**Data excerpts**
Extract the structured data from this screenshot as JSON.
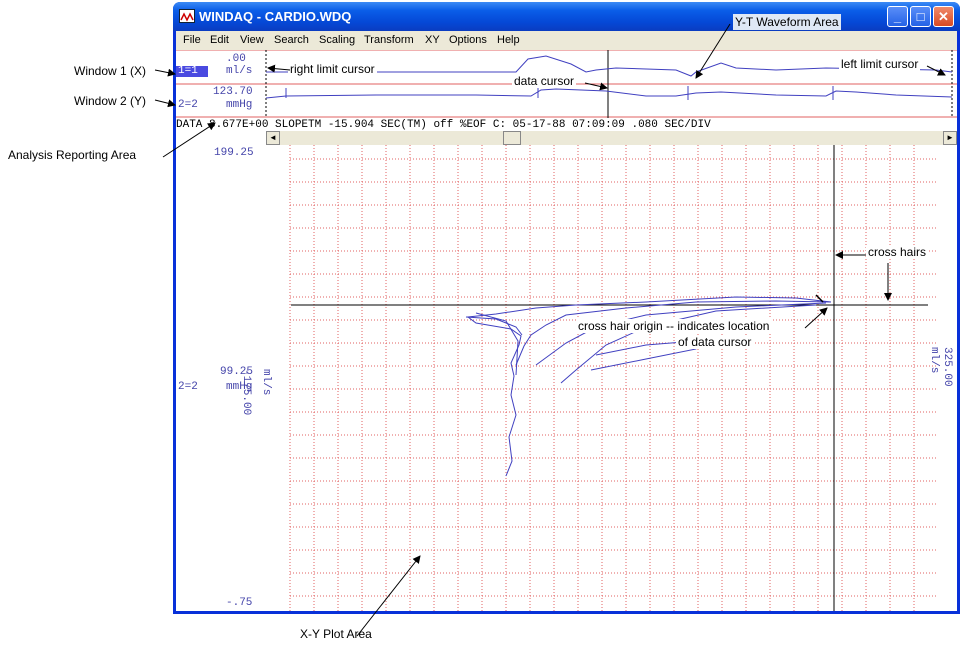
{
  "window": {
    "title": "WINDAQ - CARDIO.WDQ",
    "controls": {
      "minimize": "_",
      "maximize": "□",
      "close": "✕"
    }
  },
  "menu": [
    "File",
    "Edit",
    "View",
    "Search",
    "Scaling",
    "Transform",
    "XY",
    "Options",
    "Help"
  ],
  "channels": [
    {
      "value": ".00",
      "unit": "ml/s",
      "tag": "1=1"
    },
    {
      "value": "123.70",
      "unit": "mmHg",
      "tag": "2=2"
    }
  ],
  "status_line": "DATA  8.677E+00 SLOPETM    -15.904 SEC(TM)   off %EOF C: 05-17-88 07:09:09 .080 SEC/DIV",
  "xy_plot": {
    "y_top": "199.25",
    "y_mid": "99.25",
    "y_bottom": "-.75",
    "y_channel": "2=2",
    "y_unit": "mmHg",
    "x_left": "-175.00",
    "x_right": "325.00",
    "x_unit": "ml/s"
  },
  "annotations": {
    "window1": "Window 1 (X)",
    "window2": "Window 2 (Y)",
    "analysis": "Analysis Reporting Area",
    "right_limit": "right limit cursor",
    "data_cursor": "data cursor",
    "yt_area": "Y-T Waveform Area",
    "left_limit": "left limit cursor",
    "cross_hairs": "cross hairs",
    "origin_line1": "cross hair origin -- indicates location",
    "origin_line2": "of data cursor",
    "xy_area": "X-Y Plot Area"
  },
  "colors": {
    "trace": "#4040c0",
    "grid": "#e06060",
    "titlebar": "#0a5de8",
    "label": "#4444aa"
  }
}
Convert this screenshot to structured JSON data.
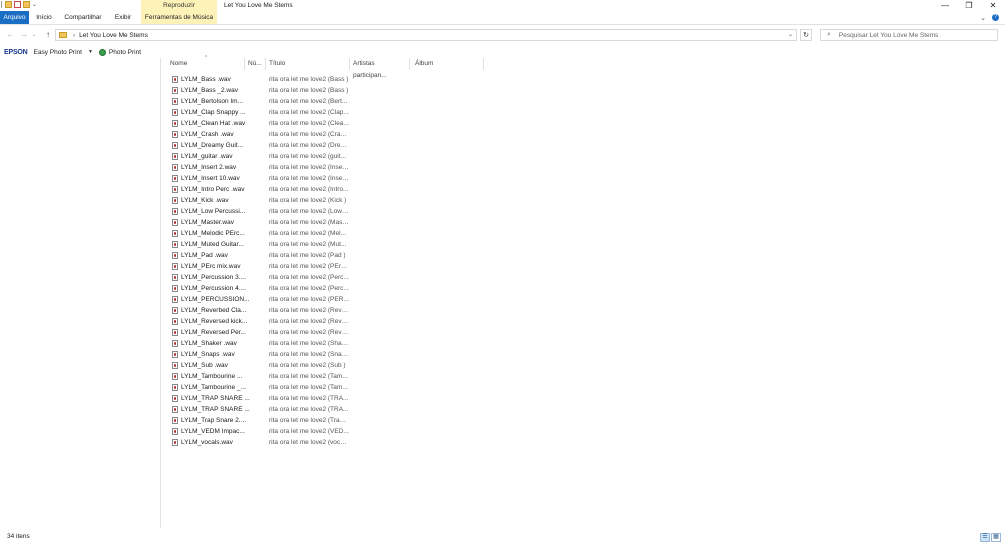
{
  "window": {
    "title": "Let You Love Me Stems",
    "context_tab_group": "Reproduzir",
    "controls": {
      "minimize": "—",
      "maximize": "❐",
      "close": "✕"
    }
  },
  "ribbon": {
    "tabs": [
      {
        "label": "Arquivo",
        "active": true
      },
      {
        "label": "Início"
      },
      {
        "label": "Compartilhar"
      },
      {
        "label": "Exibir"
      },
      {
        "label": "Ferramentas de Música"
      }
    ],
    "expand_glyph": "⌄",
    "help_glyph": "?"
  },
  "address": {
    "path": "Let You Love Me Stems",
    "search_placeholder": "Pesquisar Let You Love Me Stems",
    "back": "←",
    "forward": "→",
    "recent": "⌄",
    "up": "↑",
    "separator": "›",
    "dropdown": "⌄",
    "refresh": "↻",
    "search_glyph": "⌕"
  },
  "epson": {
    "logo": "EPSON",
    "easy_photo_print": "Easy Photo Print",
    "dropdown": "▼",
    "photo_print": "Photo Print"
  },
  "columns": {
    "name": "Nome",
    "num": "Nú...",
    "title": "Título",
    "artists": "Artistas participan...",
    "album": "Álbum",
    "sort_glyph": "^"
  },
  "files": [
    {
      "name": "LYLM_Bass .wav",
      "title": "rita ora let me love2 (Bass )"
    },
    {
      "name": "LYLM_Bass _2.wav",
      "title": "rita ora let me love2 (Bass )"
    },
    {
      "name": "LYLM_Bertolson Im...",
      "title": "rita ora let me love2 (Bert..."
    },
    {
      "name": "LYLM_Clap Snappy ...",
      "title": "rita ora let me love2 (Clap..."
    },
    {
      "name": "LYLM_Clean Hat .wav",
      "title": "rita ora let me love2 (Clea..."
    },
    {
      "name": "LYLM_Crash .wav",
      "title": "rita ora let me love2 (Cras..."
    },
    {
      "name": "LYLM_Dreamy Guit...",
      "title": "rita ora let me love2 (Drea..."
    },
    {
      "name": "LYLM_guitar .wav",
      "title": "rita ora let me love2 (guit..."
    },
    {
      "name": "LYLM_Insert 2.wav",
      "title": "rita ora let me love2 (Inser..."
    },
    {
      "name": "LYLM_Insert 10.wav",
      "title": "rita ora let me love2 (Inser..."
    },
    {
      "name": "LYLM_Intro Perc .wav",
      "title": "rita ora let me love2 (Intro..."
    },
    {
      "name": "LYLM_Kick .wav",
      "title": "rita ora let me love2 (Kick )"
    },
    {
      "name": "LYLM_Low Percussi...",
      "title": "rita ora let me love2 (Low ..."
    },
    {
      "name": "LYLM_Master.wav",
      "title": "rita ora let me love2 (Mast..."
    },
    {
      "name": "LYLM_Melodic PErc...",
      "title": "rita ora let me love2 (Mel..."
    },
    {
      "name": "LYLM_Muted Guitar...",
      "title": "rita ora let me love2 (Mut..."
    },
    {
      "name": "LYLM_Pad .wav",
      "title": "rita ora let me love2 (Pad )"
    },
    {
      "name": "LYLM_PErc mix.wav",
      "title": "rita ora let me love2 (PErc ..."
    },
    {
      "name": "LYLM_Percussion 3....",
      "title": "rita ora let me love2 (Perc..."
    },
    {
      "name": "LYLM_Percussion 4....",
      "title": "rita ora let me love2 (Perc..."
    },
    {
      "name": "LYLM_PERCUSSION...",
      "title": "rita ora let me love2 (PER..."
    },
    {
      "name": "LYLM_Reverbed Cla...",
      "title": "rita ora let me love2 (Reve..."
    },
    {
      "name": "LYLM_Reversed kick...",
      "title": "rita ora let me love2 (Reve..."
    },
    {
      "name": "LYLM_Reversed Per...",
      "title": "rita ora let me love2 (Reve..."
    },
    {
      "name": "LYLM_Shaker .wav",
      "title": "rita ora let me love2 (Shak..."
    },
    {
      "name": "LYLM_Snaps .wav",
      "title": "rita ora let me love2 (Snap..."
    },
    {
      "name": "LYLM_Sub .wav",
      "title": "rita ora let me love2 (Sub )"
    },
    {
      "name": "LYLM_Tambourine ...",
      "title": "rita ora let me love2 (Tam..."
    },
    {
      "name": "LYLM_Tambourine _...",
      "title": "rita ora let me love2 (Tam..."
    },
    {
      "name": "LYLM_TRAP SNARE ...",
      "title": "rita ora let me love2 (TRA..."
    },
    {
      "name": "LYLM_TRAP SNARE ...",
      "title": "rita ora let me love2 (TRA..."
    },
    {
      "name": "LYLM_Trap Snare 2....",
      "title": "rita ora let me love2 (Trap ..."
    },
    {
      "name": "LYLM_VEDM Impac...",
      "title": "rita ora let me love2 (VED..."
    },
    {
      "name": "LYLM_vocals.wav",
      "title": "rita ora let me love2 (voca..."
    }
  ],
  "status": {
    "item_count": "34 itens",
    "details_view_glyph": "☰",
    "tiles_view_glyph": "▦"
  },
  "icons": {
    "file": "audio-file-icon",
    "folder": "folder-icon",
    "search": "search-icon",
    "refresh": "refresh-icon",
    "help": "help-icon"
  },
  "colors": {
    "file_tab": "#1a6fc4",
    "context_tab": "#fdf3b8",
    "epson_blue": "#1a3a8c"
  }
}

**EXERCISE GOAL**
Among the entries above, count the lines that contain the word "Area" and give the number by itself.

**RESPONSE TO THE EXERCISE**
3